▶ [Exercise requirements]: How many of the lines below include the word "Tony"? Only the number should be given.

▶ [Entries shown]:
= Beginning of Section =
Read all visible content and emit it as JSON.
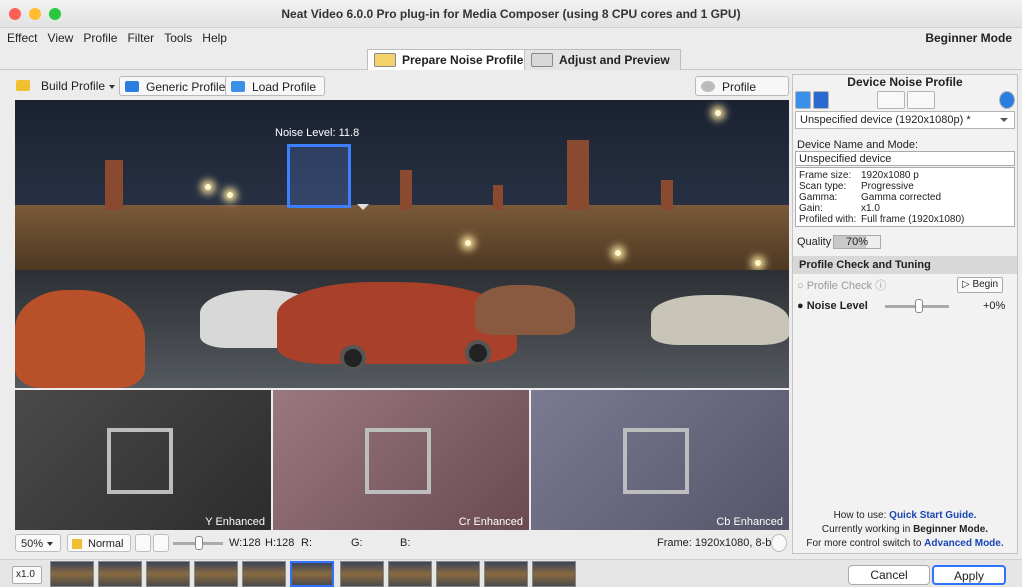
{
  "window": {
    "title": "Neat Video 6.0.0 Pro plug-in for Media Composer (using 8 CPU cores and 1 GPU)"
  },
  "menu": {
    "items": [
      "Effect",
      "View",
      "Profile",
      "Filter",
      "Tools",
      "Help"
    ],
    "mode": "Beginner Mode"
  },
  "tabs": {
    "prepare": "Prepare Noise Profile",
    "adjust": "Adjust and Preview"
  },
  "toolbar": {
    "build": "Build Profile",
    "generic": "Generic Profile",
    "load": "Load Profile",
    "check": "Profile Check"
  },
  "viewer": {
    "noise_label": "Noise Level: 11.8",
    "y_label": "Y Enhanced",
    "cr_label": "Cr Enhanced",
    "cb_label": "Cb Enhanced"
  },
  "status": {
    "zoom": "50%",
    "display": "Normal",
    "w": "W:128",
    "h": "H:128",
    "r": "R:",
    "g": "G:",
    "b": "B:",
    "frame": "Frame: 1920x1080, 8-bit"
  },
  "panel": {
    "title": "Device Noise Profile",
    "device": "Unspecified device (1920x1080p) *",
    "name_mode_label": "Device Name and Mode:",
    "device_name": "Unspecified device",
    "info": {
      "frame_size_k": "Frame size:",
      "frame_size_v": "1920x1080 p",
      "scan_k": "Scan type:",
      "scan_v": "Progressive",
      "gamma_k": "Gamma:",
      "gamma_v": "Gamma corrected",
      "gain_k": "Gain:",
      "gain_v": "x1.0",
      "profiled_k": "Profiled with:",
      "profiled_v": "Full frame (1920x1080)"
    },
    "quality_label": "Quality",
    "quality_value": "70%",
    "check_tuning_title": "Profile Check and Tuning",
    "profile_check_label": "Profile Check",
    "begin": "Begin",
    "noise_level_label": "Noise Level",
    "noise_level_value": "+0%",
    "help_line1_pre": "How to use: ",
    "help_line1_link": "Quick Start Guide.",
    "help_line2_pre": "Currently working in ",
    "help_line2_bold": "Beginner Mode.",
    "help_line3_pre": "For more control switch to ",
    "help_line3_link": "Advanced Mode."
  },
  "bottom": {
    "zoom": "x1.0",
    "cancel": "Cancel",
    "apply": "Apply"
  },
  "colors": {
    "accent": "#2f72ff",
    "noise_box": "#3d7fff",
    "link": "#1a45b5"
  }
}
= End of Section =
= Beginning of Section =
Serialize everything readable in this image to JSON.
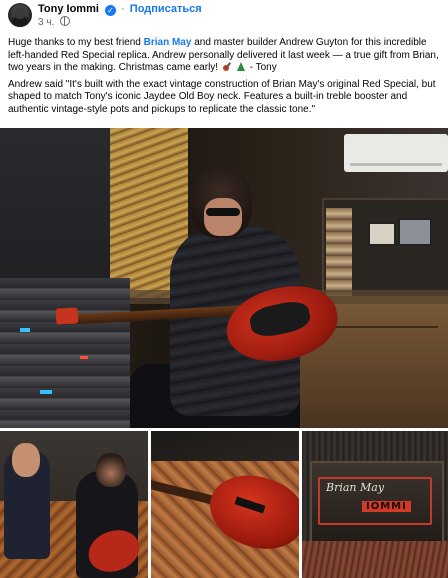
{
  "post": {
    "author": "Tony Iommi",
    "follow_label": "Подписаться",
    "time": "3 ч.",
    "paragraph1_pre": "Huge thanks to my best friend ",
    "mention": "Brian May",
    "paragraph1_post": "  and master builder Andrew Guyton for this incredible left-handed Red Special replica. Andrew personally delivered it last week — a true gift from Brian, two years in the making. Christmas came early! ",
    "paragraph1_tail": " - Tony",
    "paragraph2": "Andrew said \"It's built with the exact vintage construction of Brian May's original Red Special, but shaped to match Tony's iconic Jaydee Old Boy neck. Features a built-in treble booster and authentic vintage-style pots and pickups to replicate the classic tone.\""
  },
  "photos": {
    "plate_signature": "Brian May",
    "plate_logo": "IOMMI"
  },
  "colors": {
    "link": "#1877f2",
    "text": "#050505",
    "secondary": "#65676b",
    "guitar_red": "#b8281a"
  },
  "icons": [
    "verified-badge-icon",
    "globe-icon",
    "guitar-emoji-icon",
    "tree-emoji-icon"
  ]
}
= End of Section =
▶ [Finished task]: 3